Minister for Foreign Affairs addresses the British-Irish Inter-Parliamentary Body, Dublin, 25 March, 2002
Speaking at today's 24th Plenary Meeting of the British-Irish Inter-parliamentary Body in Dublin, the Minister for Foreign Affairs, Mr Brian Cowen TD, took stock of progress towards implementation of the Good Friday Agreement and stated that "If we adhere to the totality of the Agreement - not selectively, not spinning it for our political comfort - I believe that the process will endure and succeed".
On Unionist concerns about the future, the Minister said that:
"The greatest reassurance that can be given to those who have genuine fears about the future is to highlight the central organising principle at the core of the Agreement - that is, the rigorous equality now prescribed between both communities in Northern Ireland. The Agreement recognised that, if the problems in Northern Ireland, stemmed from a failed hegemony of orange over green, the situation would be equally shameful and unworkable if it merely reversed the order".
"In terms of problems stemming from economic and social marginalisation, disadvantaged loyalist and nationalist areas have ultimately more in common than separates them. After all, the human indignity and demoralisation which results from material deprivation, poor educational attainment and lack of employment opportunities are no differently experienced on the Falls Road than they are on the Shankill...While accepting that the particular nature and dimensions of a problem may vary between communities, we must nevertheless recognise and act on the commonality of economic and social deprivation on both sides of the community. A segmented approach which politically prioritises the needs of one community merely risks displacing the alienation from one side of the equation to the other.
On the question of a possible border poll, the Minister said:
"Some on the nationalist side are keen to fast-forward the process and to focus on the context in which unionism would give its assent to a united Ireland. Others on the unionist side wish to arrest the debate by testing the matter in a border poll next May".
"The debate which would surround such an early poll would, inevitably, be divisive and polarising at a time when our immediate task must be to continue the work of implementing the Agreement; of consolidating within Northern Ireland its fundamental principles of partnership, equality, reconciliation and mutual trust".
".. I would have deep reservations about the wisdom of any border poll in the near future and I fear that it would distract from the urgent challenges we now need to address".

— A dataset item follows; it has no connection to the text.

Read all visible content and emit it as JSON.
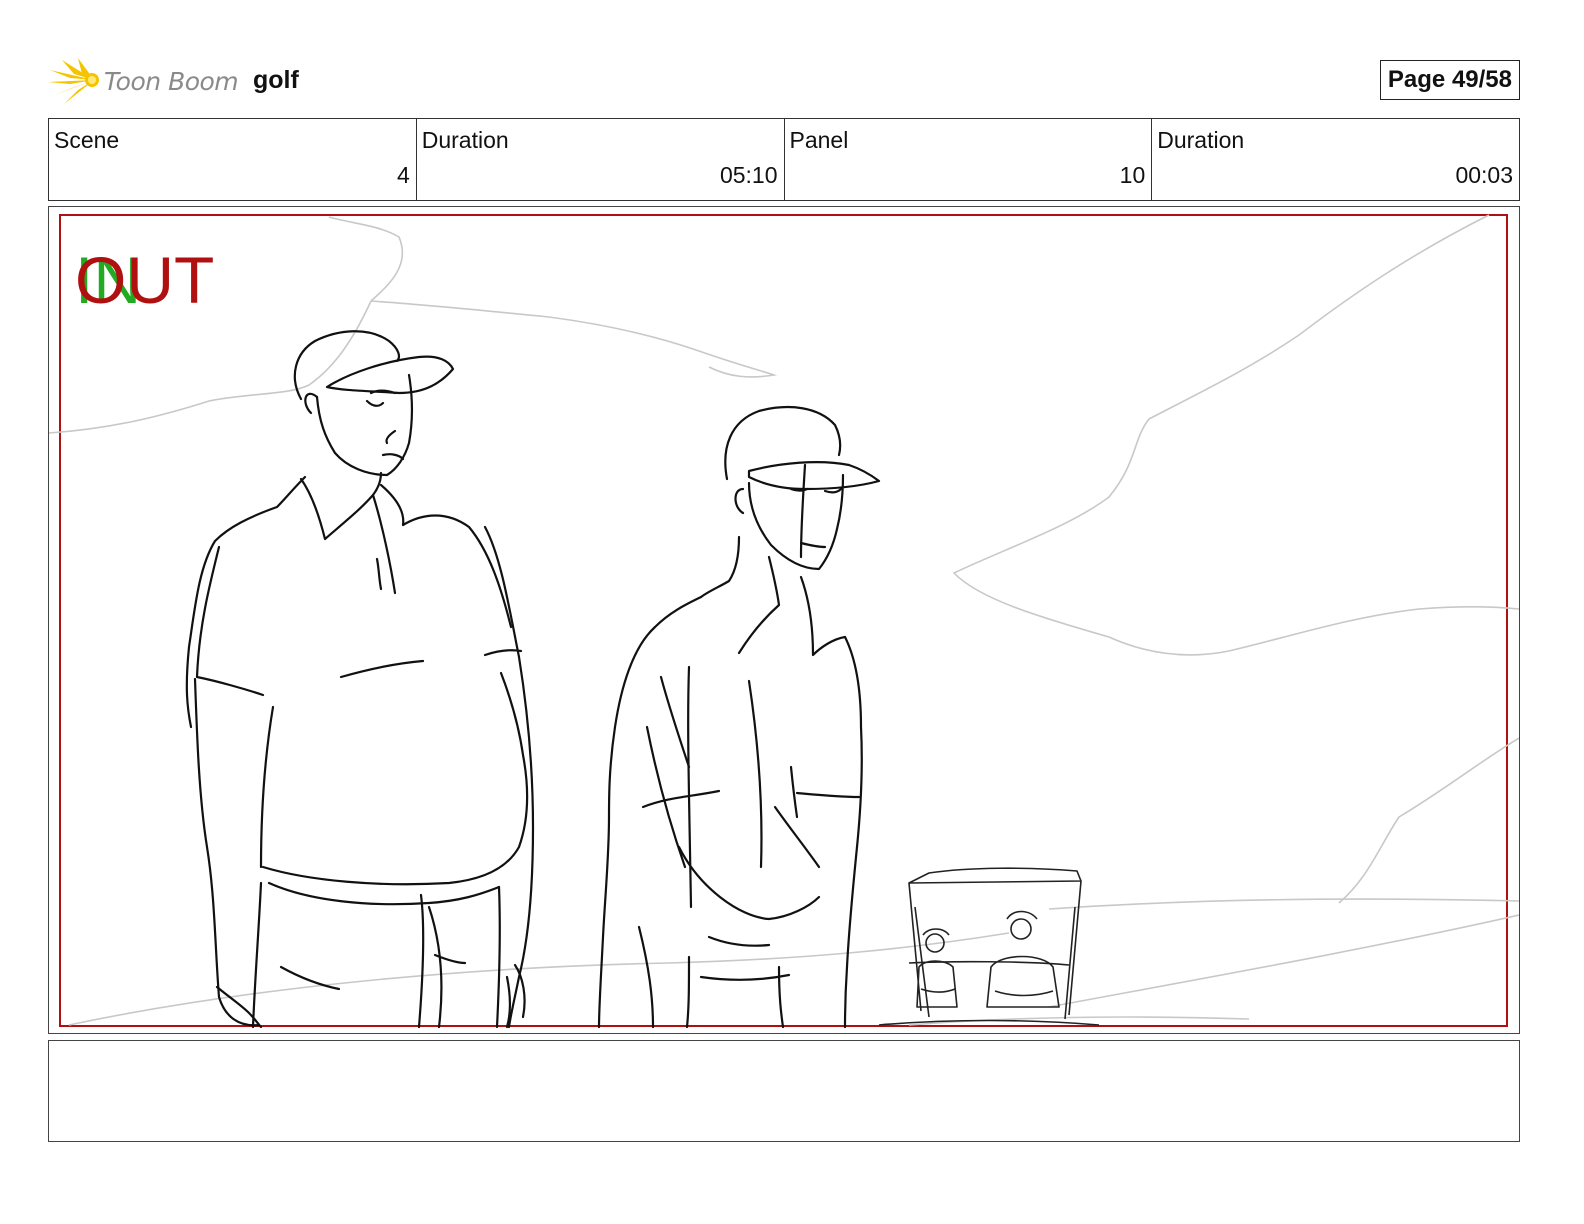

"What we need in the immediate term is a sustained period of political calm in which we can address these problems by demonstrating the tangible benefits of partnership politics across all communities in Northern Ireland; by consolidating the promised new beginning in policing so that the PSNI is welcome, accepted and supported in all communities in Northern Ireland; by ensuring that the process of putting arms beyond use is further progressed by the IRA and that it begins on the loyalist side; and by further securing the human rights and equality agendas at the heart of the Agreement".
The Minister also noted that
"The progress in Northern Ireland in recent years owes much, I believe, to the greatly improved climate in the wider British-Irish relationship. At all levels, the nexus of relationships between these islands now displays a remarkable vibrancy and maturity. Our political relationships have never been stronger ".